A simple test to screen newborns for congenital heart disease is cheap, simple, and saves lives claim researchers.

The researchers from Queen Mary, University of London and the University of Birmingham examined data on 230,000 babies. They claim their pulse oximery screening test, which costs £6.24, only takes a couple of minutes and can be carried out by a midwife, can successfully detect 76 per cent of birth defects.

At present the US is the only country to have adopted routine pulse oximetry screening.

Currently around 5,000 babies are born each year in the UK suffering from congenital heart disease, with around half diagnosed before they leave hospital. Some heart defects are picked up by ultrasound scan carried out when a woman is around 20 weeks pregnant or by physical examination of the newborn baby, but many cases are missed.

The most serious cases can be fatal if untreated, but surgery has a high success rate if carried out as soon as possible.

Lead researcher Dr Shakila Thangaratinam, a Clinical Senior Lecturer at Queen Mary, University of London, said: "Heart defects in newborn babies are thankfully rare but their potential impact is devastating.

"This study is really important because by including such large numbers of babies, we can show that pulse oximetry is effective at picking up defects, without misdiagnosing healthy babies. Previous research also indicates that it is cost-effective.

"This study is the best evidence yet that using pulse oximetry to screen for heart defects should be included in the newborn health checks."

Professor Peter Weissberg, Medical Director at the British Heart Foundation (BHF), said "This analysis provides a compelling case for the wider use of pulse oximetry to screen for congenital heart defects in newborn babies.

"The BHF has funded specialist training for people who perform ultrasound scans during pregnancy, so they are able to spot congenital heart defects in the womb before the baby is born.
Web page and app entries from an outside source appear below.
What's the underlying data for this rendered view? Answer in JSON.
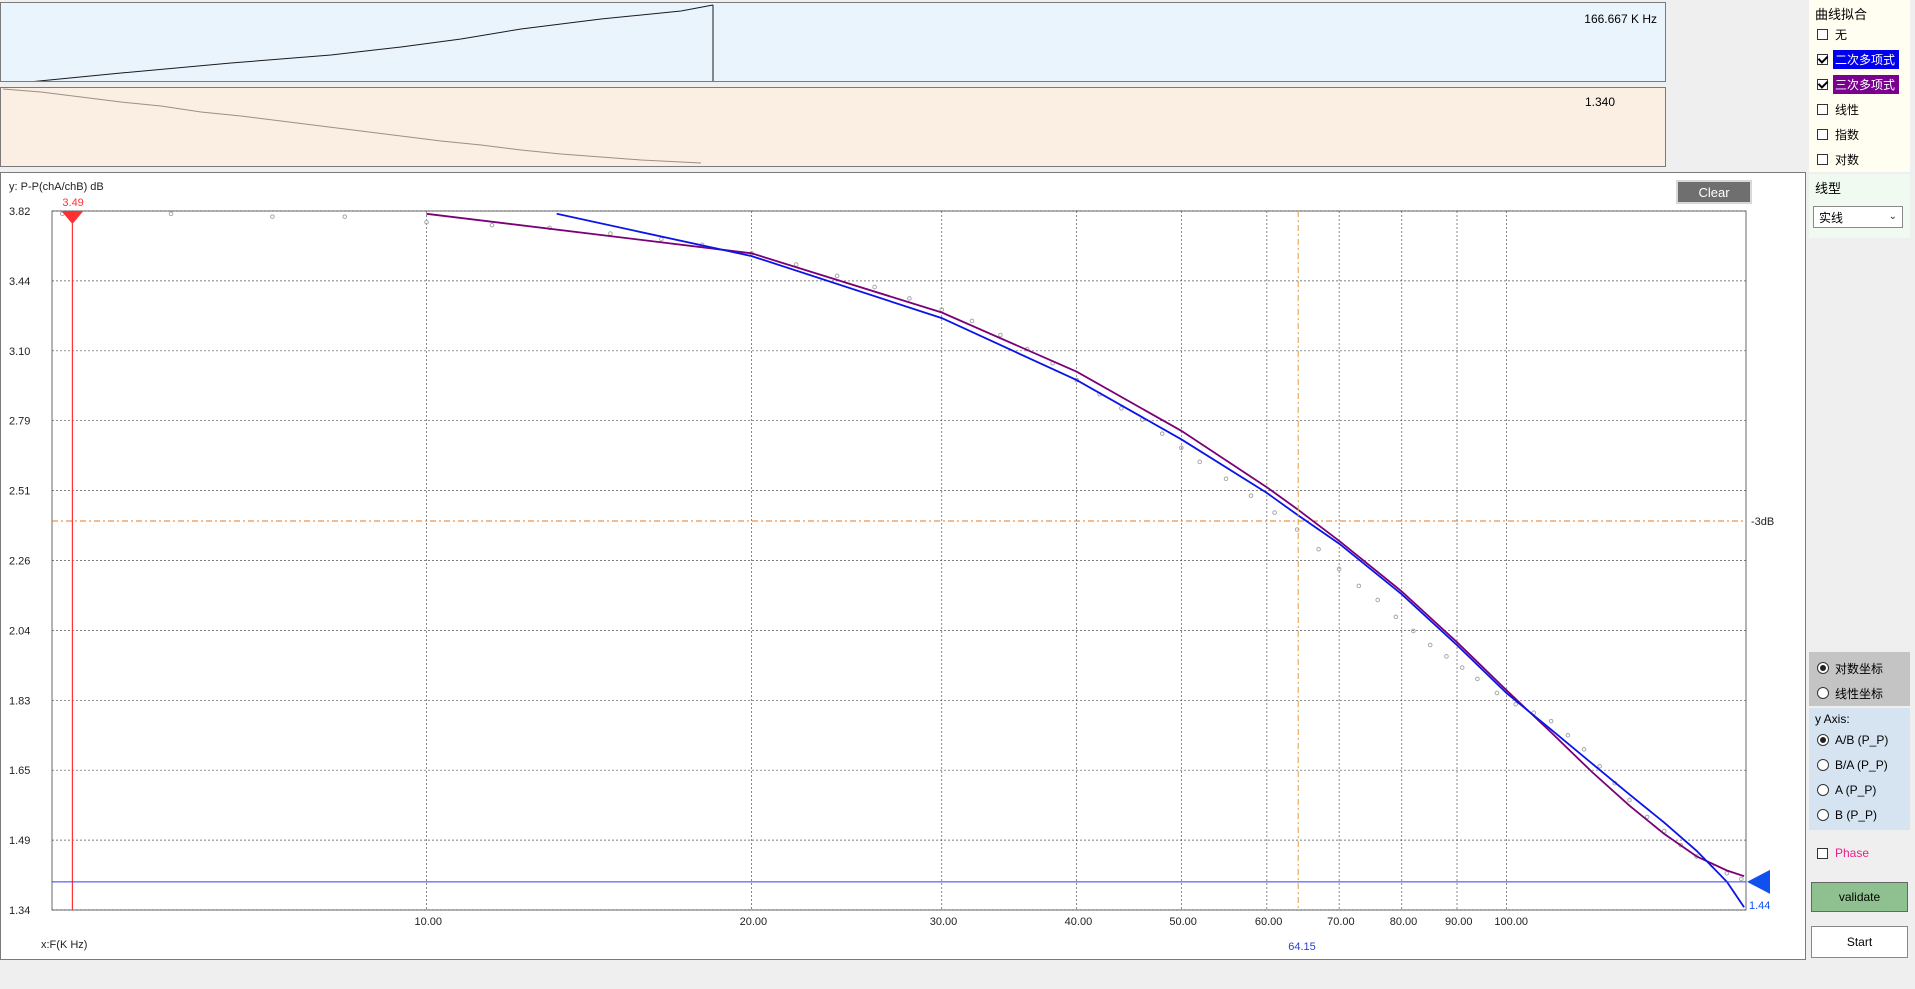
{
  "freq_strip": {
    "value": "166.667 K Hz"
  },
  "ratio_strip": {
    "value": "1.340"
  },
  "chart": {
    "clear_label": "Clear",
    "y_axis_title": "y: P-P(chA/chB) dB",
    "x_axis_title": "x:F(K Hz)",
    "cursor_value": "3.49",
    "ref_line_label": "-3dB",
    "marker_x_label": "64.15",
    "marker_y_label": "1.44",
    "colors": {
      "cursor": "#ff3030",
      "ref_line": "#e0782a",
      "marker_v": "#e0a040",
      "marker_h": "#2a3fff",
      "quadratic": "#0a14e8",
      "cubic": "#7a0078",
      "points": "#a8a8a8"
    }
  },
  "chart_data": {
    "type": "scatter",
    "xscale": "log",
    "xlabel": "x:F(K Hz)",
    "ylabel": "y: P-P(chA/chB) dB",
    "ylim": [
      1.34,
      3.82
    ],
    "y_ticks": [
      "3.82",
      "3.44",
      "3.10",
      "2.79",
      "2.51",
      "2.26",
      "2.04",
      "1.83",
      "1.65",
      "1.49",
      "1.34"
    ],
    "x_ticks": [
      10,
      20,
      30,
      40,
      50,
      60,
      70,
      80,
      90,
      100
    ],
    "x_tick_labels": [
      "10.00",
      "20.00",
      "30.00",
      "40.00",
      "50.00",
      "60.00",
      "70.00",
      "80.00",
      "90.00",
      "100.00"
    ],
    "xlim": [
      4.5,
      166.667
    ],
    "cursor_x": 4.7,
    "ref_y": 2.72,
    "marker_x": 64.15,
    "marker_y": 1.44,
    "points": [
      [
        4.6,
        3.81
      ],
      [
        5.8,
        3.81
      ],
      [
        7.2,
        3.8
      ],
      [
        8.4,
        3.8
      ],
      [
        10.0,
        3.78
      ],
      [
        11.5,
        3.77
      ],
      [
        13.0,
        3.76
      ],
      [
        14.8,
        3.74
      ],
      [
        16.5,
        3.72
      ],
      [
        18.0,
        3.7
      ],
      [
        20.0,
        3.67
      ],
      [
        22.0,
        3.63
      ],
      [
        24.0,
        3.59
      ],
      [
        26.0,
        3.55
      ],
      [
        28.0,
        3.51
      ],
      [
        30.0,
        3.47
      ],
      [
        32.0,
        3.43
      ],
      [
        34.0,
        3.38
      ],
      [
        36.0,
        3.33
      ],
      [
        38.0,
        3.28
      ],
      [
        40.0,
        3.22
      ],
      [
        42.0,
        3.17
      ],
      [
        44.0,
        3.12
      ],
      [
        46.0,
        3.08
      ],
      [
        48.0,
        3.03
      ],
      [
        50.0,
        2.98
      ],
      [
        52.0,
        2.93
      ],
      [
        55.0,
        2.87
      ],
      [
        58.0,
        2.81
      ],
      [
        61.0,
        2.75
      ],
      [
        64.0,
        2.69
      ],
      [
        67.0,
        2.62
      ],
      [
        70.0,
        2.55
      ],
      [
        73.0,
        2.49
      ],
      [
        76.0,
        2.44
      ],
      [
        79.0,
        2.38
      ],
      [
        82.0,
        2.33
      ],
      [
        85.0,
        2.28
      ],
      [
        88.0,
        2.24
      ],
      [
        91.0,
        2.2
      ],
      [
        94.0,
        2.16
      ],
      [
        98.0,
        2.11
      ],
      [
        102.0,
        2.07
      ],
      [
        106.0,
        2.04
      ],
      [
        110.0,
        2.01
      ],
      [
        114.0,
        1.96
      ],
      [
        118.0,
        1.91
      ],
      [
        122.0,
        1.85
      ],
      [
        126.0,
        1.79
      ],
      [
        130.0,
        1.73
      ],
      [
        135.0,
        1.67
      ],
      [
        140.0,
        1.62
      ],
      [
        145.0,
        1.57
      ],
      [
        150.0,
        1.53
      ],
      [
        155.0,
        1.5
      ],
      [
        160.0,
        1.47
      ],
      [
        165.0,
        1.45
      ]
    ],
    "series": [
      {
        "type": "line",
        "values": [
          [
            13.2,
            3.81
          ],
          [
            20.0,
            3.66
          ],
          [
            30.0,
            3.44
          ],
          [
            40.0,
            3.22
          ],
          [
            50.0,
            3.01
          ],
          [
            60.0,
            2.82
          ],
          [
            64.15,
            2.74
          ],
          [
            70.0,
            2.64
          ],
          [
            80.0,
            2.46
          ],
          [
            90.0,
            2.28
          ],
          [
            100.0,
            2.11
          ],
          [
            110.0,
            1.98
          ],
          [
            120.0,
            1.86
          ],
          [
            130.0,
            1.75
          ],
          [
            140.0,
            1.65
          ],
          [
            150.0,
            1.55
          ],
          [
            160.0,
            1.44
          ],
          [
            166.0,
            1.35
          ]
        ]
      },
      {
        "type": "line",
        "values": [
          [
            10.0,
            3.81
          ],
          [
            20.0,
            3.67
          ],
          [
            30.0,
            3.46
          ],
          [
            40.0,
            3.25
          ],
          [
            50.0,
            3.04
          ],
          [
            60.0,
            2.84
          ],
          [
            64.15,
            2.76
          ],
          [
            70.0,
            2.65
          ],
          [
            80.0,
            2.47
          ],
          [
            90.0,
            2.29
          ],
          [
            100.0,
            2.12
          ],
          [
            110.0,
            1.97
          ],
          [
            120.0,
            1.83
          ],
          [
            130.0,
            1.71
          ],
          [
            140.0,
            1.61
          ],
          [
            150.0,
            1.53
          ],
          [
            160.0,
            1.48
          ],
          [
            166.0,
            1.46
          ]
        ]
      }
    ]
  },
  "fit_panel": {
    "title": "曲线拟合",
    "options": [
      {
        "label": "无",
        "checked": false
      },
      {
        "label": "二次多项式",
        "checked": true
      },
      {
        "label": "三次多项式",
        "checked": true
      },
      {
        "label": "线性",
        "checked": false
      },
      {
        "label": "指数",
        "checked": false
      },
      {
        "label": "对数",
        "checked": false
      }
    ]
  },
  "linetype_panel": {
    "title": "线型",
    "selected": "实线"
  },
  "axis_mode": {
    "options": [
      {
        "label": "对数坐标",
        "checked": true
      },
      {
        "label": "线性坐标",
        "checked": false
      }
    ]
  },
  "yaxis_panel": {
    "title": "y Axis:",
    "options": [
      {
        "label": "A/B (P_P)",
        "checked": true
      },
      {
        "label": "B/A (P_P)",
        "checked": false
      },
      {
        "label": "A (P_P)",
        "checked": false
      },
      {
        "label": "B (P_P)",
        "checked": false
      }
    ]
  },
  "phase": {
    "label": "Phase",
    "checked": false,
    "color": "#e8208a"
  },
  "buttons": {
    "validate": "validate",
    "start": "Start"
  }
}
"The combination of this expert screening before and after birth should provide a powerful strategy for identifying babies with serious heart defects, so that they can be promptly treated."

Posted by Penny Hosie